Page and application data records:
════

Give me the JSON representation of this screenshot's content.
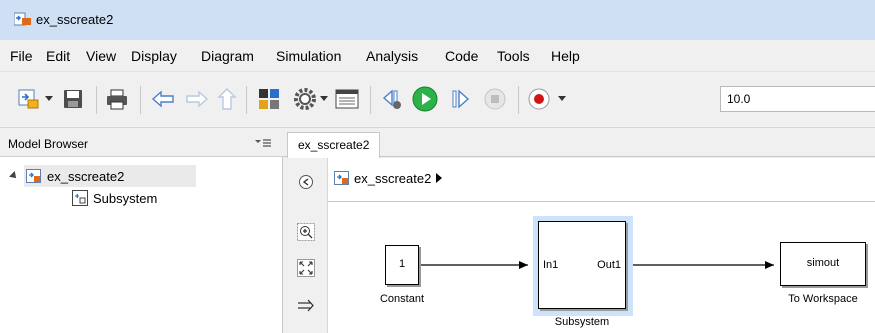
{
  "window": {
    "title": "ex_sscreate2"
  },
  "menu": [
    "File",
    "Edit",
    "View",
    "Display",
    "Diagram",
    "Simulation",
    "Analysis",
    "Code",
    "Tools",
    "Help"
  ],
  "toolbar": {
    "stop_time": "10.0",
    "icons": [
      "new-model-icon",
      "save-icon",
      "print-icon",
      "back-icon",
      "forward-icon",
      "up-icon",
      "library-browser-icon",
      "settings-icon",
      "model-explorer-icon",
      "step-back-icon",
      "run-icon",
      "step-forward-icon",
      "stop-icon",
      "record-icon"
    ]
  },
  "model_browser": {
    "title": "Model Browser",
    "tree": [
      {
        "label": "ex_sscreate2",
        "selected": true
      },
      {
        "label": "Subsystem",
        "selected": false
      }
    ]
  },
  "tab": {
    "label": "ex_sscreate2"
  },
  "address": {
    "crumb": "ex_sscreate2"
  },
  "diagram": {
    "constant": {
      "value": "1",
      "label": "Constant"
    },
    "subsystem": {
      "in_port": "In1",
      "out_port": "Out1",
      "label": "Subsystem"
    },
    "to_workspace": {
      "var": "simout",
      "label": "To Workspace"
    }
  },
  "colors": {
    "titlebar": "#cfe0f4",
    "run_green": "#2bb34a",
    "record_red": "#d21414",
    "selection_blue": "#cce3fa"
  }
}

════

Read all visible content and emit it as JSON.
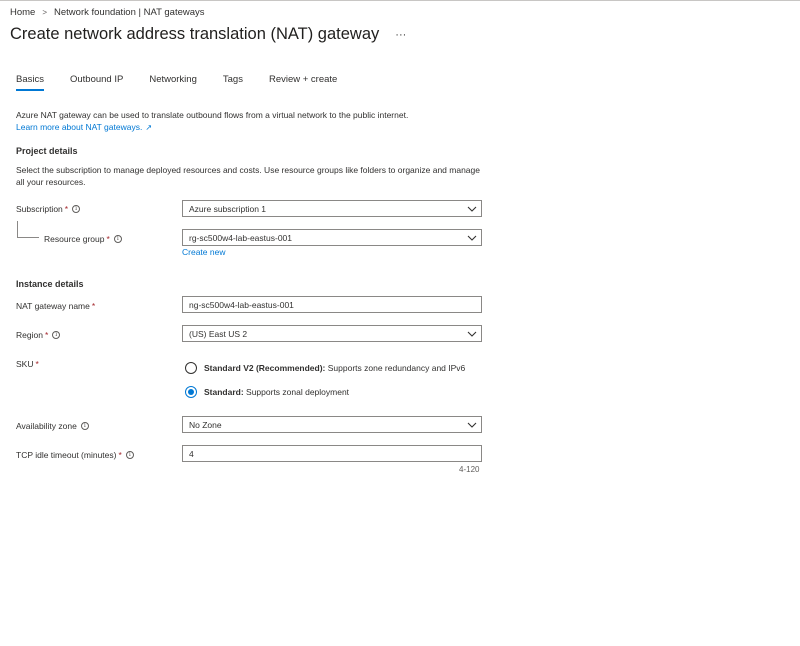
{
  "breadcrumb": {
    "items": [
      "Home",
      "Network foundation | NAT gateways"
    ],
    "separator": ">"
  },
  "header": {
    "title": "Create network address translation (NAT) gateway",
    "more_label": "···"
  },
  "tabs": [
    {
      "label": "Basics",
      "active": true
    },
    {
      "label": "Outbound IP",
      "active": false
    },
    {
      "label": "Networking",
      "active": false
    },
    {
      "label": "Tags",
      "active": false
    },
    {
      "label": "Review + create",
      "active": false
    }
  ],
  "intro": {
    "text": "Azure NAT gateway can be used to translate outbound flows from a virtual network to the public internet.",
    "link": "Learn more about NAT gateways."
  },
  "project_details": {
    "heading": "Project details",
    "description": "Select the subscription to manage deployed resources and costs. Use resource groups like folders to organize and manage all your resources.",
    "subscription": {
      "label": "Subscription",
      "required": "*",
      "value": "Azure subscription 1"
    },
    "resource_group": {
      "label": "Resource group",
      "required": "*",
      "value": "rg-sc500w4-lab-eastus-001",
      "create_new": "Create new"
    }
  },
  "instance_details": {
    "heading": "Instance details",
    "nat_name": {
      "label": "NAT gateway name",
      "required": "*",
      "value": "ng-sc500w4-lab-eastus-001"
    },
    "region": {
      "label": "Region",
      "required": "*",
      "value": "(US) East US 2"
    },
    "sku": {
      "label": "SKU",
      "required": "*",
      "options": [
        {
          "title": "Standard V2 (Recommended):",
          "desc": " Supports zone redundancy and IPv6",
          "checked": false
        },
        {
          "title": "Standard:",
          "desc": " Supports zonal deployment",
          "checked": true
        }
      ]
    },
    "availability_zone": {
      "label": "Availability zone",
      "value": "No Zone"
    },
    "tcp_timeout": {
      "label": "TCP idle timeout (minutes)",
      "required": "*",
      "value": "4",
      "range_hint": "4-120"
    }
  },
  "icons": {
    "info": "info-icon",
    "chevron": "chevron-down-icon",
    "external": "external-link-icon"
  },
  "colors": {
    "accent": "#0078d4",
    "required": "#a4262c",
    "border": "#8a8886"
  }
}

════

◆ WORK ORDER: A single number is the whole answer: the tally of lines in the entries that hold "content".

◆ SOLUTION BELOW: 2